Exercise requirements =>
Line filter on the word "fichier": copy each matching line from the entries.

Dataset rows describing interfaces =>
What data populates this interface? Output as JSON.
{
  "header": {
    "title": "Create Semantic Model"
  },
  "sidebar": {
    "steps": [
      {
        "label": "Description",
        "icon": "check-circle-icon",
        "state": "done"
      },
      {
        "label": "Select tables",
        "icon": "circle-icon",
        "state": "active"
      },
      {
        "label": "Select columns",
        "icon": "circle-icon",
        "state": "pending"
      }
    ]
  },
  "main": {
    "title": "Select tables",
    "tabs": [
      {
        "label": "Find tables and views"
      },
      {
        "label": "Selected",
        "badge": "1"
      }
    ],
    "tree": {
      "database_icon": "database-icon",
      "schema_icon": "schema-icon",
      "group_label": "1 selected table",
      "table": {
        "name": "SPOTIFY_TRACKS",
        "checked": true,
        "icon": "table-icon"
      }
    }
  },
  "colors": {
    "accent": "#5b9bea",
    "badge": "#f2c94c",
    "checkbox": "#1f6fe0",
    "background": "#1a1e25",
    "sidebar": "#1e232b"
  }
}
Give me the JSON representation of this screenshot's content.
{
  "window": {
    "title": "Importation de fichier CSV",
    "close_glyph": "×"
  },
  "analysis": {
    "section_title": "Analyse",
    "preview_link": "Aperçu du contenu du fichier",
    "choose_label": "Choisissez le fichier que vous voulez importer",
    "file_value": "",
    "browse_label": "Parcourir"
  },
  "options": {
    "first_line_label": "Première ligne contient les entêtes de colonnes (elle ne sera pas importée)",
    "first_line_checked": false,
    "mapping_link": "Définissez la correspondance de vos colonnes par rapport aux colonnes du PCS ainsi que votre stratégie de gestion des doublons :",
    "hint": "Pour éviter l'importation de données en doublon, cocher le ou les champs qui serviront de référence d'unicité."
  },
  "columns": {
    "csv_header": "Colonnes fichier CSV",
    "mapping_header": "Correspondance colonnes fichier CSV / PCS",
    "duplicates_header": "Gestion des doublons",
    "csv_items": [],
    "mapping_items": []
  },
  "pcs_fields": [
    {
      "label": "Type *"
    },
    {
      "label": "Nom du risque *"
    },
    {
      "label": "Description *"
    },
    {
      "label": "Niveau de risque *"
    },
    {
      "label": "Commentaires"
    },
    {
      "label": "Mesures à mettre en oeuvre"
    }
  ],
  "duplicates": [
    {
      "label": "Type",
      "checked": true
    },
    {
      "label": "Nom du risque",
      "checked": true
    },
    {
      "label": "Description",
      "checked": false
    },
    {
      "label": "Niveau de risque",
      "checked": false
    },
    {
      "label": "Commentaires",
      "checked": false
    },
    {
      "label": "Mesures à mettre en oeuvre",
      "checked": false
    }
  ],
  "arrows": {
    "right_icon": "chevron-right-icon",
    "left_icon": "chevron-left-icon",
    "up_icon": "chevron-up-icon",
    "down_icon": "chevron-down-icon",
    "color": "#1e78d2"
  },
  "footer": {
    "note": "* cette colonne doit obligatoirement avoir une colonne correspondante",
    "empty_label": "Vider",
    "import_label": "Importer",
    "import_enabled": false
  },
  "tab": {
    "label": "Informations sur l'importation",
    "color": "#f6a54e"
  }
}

Written answer =>
    "title": "Importation de fichier CSV",
    "preview_link": "Aperçu du contenu du fichier",
    "choose_label": "Choisissez le fichier que vous voulez importer",
    "csv_header": "Colonnes fichier CSV",
    "mapping_header": "Correspondance colonnes fichier CSV / PCS",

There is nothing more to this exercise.